TASK DESCRIPTION
Output all the entries below. Each must match exactly.

Dataset rows describing interfaces
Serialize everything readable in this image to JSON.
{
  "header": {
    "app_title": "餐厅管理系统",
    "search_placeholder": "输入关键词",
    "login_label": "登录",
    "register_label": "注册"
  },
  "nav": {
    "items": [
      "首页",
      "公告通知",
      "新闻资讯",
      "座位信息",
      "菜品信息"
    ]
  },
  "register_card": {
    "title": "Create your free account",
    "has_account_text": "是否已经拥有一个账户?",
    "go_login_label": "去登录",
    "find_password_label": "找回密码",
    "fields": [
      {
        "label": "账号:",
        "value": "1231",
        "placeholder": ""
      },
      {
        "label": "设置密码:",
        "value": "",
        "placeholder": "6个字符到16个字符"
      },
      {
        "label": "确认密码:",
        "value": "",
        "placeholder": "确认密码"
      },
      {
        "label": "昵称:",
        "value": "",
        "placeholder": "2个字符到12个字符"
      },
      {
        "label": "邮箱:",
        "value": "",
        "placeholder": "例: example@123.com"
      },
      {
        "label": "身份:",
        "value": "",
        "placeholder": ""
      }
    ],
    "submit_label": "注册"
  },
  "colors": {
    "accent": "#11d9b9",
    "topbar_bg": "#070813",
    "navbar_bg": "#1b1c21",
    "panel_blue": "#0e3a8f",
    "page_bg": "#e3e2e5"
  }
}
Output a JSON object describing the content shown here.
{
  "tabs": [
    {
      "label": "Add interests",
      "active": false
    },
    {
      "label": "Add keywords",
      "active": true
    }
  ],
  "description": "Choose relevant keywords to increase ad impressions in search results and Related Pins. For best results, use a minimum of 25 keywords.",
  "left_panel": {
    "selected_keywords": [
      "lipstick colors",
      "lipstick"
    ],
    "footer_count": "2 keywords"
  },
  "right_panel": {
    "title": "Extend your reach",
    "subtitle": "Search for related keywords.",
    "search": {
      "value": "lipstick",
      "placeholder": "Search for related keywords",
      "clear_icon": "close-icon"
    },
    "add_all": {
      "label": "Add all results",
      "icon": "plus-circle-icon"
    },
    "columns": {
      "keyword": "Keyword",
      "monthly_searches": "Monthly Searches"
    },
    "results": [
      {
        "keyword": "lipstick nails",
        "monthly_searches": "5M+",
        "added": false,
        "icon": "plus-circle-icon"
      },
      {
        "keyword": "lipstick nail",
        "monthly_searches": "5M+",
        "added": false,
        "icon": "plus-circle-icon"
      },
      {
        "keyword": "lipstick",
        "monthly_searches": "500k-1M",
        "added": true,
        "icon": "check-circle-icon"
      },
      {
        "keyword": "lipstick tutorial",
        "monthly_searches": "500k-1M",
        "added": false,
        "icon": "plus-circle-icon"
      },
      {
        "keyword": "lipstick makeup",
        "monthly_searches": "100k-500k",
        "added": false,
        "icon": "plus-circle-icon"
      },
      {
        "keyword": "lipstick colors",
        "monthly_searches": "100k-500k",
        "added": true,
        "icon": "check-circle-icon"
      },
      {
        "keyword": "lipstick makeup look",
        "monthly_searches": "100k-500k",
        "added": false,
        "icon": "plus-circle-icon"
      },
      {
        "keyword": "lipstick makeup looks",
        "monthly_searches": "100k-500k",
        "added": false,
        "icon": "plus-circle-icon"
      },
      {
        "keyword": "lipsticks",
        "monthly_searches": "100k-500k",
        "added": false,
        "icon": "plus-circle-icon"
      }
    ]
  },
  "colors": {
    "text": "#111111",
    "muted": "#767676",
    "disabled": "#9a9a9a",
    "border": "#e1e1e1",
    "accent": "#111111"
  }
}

REPLY TO THE TASK
Serialize everything readable in this image to JSON.
{
  "header": {
    "app_title": "餐厅管理系统",
    "search_placeholder": "输入关键词",
    "login_label": "登录",
    "register_label": "注册"
  },
  "nav": {
    "items": [
      "首页",
      "公告通知",
      "新闻资讯",
      "座位信息",
      "菜品信息"
    ]
  },
  "register_card": {
    "title": "Create your free account",
    "has_account_text": "是否已经拥有一个账户?",
    "go_login_label": "去登录",
    "find_password_label": "找回密码",
    "fields": [
      {
        "label": "账号:",
        "value": "1231",
        "placeholder": ""
      },
      {
        "label": "设置密码:",
        "value": "",
        "placeholder": "6个字符到16个字符"
      },
      {
        "label": "确认密码:",
        "value": "",
        "placeholder": "确认密码"
      },
      {
        "label": "昵称:",
        "value": "",
        "placeholder": "2个字符到12个字符"
      },
      {
        "label": "邮箱:",
        "value": "",
        "placeholder": "例: example@123.com"
      },
      {
        "label": "身份:",
        "value": "",
        "placeholder": ""
      }
    ],
    "submit_label": "注册"
  },
  "colors": {
    "accent": "#11d9b9",
    "topbar_bg": "#070813",
    "navbar_bg": "#1b1c21",
    "panel_blue": "#0e3a8f",
    "page_bg": "#e3e2e5"
  }
}
Output a JSON object describing the content shown here.
{
  "tabs": [
    {
      "label": "Add interests",
      "active": false
    },
    {
      "label": "Add keywords",
      "active": true
    }
  ],
  "description": "Choose relevant keywords to increase ad impressions in search results and Related Pins. For best results, use a minimum of 25 keywords.",
  "left_panel": {
    "selected_keywords": [
      "lipstick colors",
      "lipstick"
    ],
    "footer_count": "2 keywords"
  },
  "right_panel": {
    "title": "Extend your reach",
    "subtitle": "Search for related keywords.",
    "search": {
      "value": "lipstick",
      "placeholder": "Search for related keywords",
      "clear_icon": "close-icon"
    },
    "add_all": {
      "label": "Add all results",
      "icon": "plus-circle-icon"
    },
    "columns": {
      "keyword": "Keyword",
      "monthly_searches": "Monthly Searches"
    },
    "results": [
      {
        "keyword": "lipstick nails",
        "monthly_searches": "5M+",
        "added": false,
        "icon": "plus-circle-icon"
      },
      {
        "keyword": "lipstick nail",
        "monthly_searches": "5M+",
        "added": false,
        "icon": "plus-circle-icon"
      },
      {
        "keyword": "lipstick",
        "monthly_searches": "500k-1M",
        "added": true,
        "icon": "check-circle-icon"
      },
      {
        "keyword": "lipstick tutorial",
        "monthly_searches": "500k-1M",
        "added": false,
        "icon": "plus-circle-icon"
      },
      {
        "keyword": "lipstick makeup",
        "monthly_searches": "100k-500k",
        "added": false,
        "icon": "plus-circle-icon"
      },
      {
        "keyword": "lipstick colors",
        "monthly_searches": "100k-500k",
        "added": true,
        "icon": "check-circle-icon"
      },
      {
        "keyword": "lipstick makeup look",
        "monthly_searches": "100k-500k",
        "added": false,
        "icon": "plus-circle-icon"
      },
      {
        "keyword": "lipstick makeup looks",
        "monthly_searches": "100k-500k",
        "added": false,
        "icon": "plus-circle-icon"
      },
      {
        "keyword": "lipsticks",
        "monthly_searches": "100k-500k",
        "added": false,
        "icon": "plus-circle-icon"
      }
    ]
  },
  "colors": {
    "text": "#111111",
    "muted": "#767676",
    "disabled": "#9a9a9a",
    "border": "#e1e1e1",
    "accent": "#111111"
  }
}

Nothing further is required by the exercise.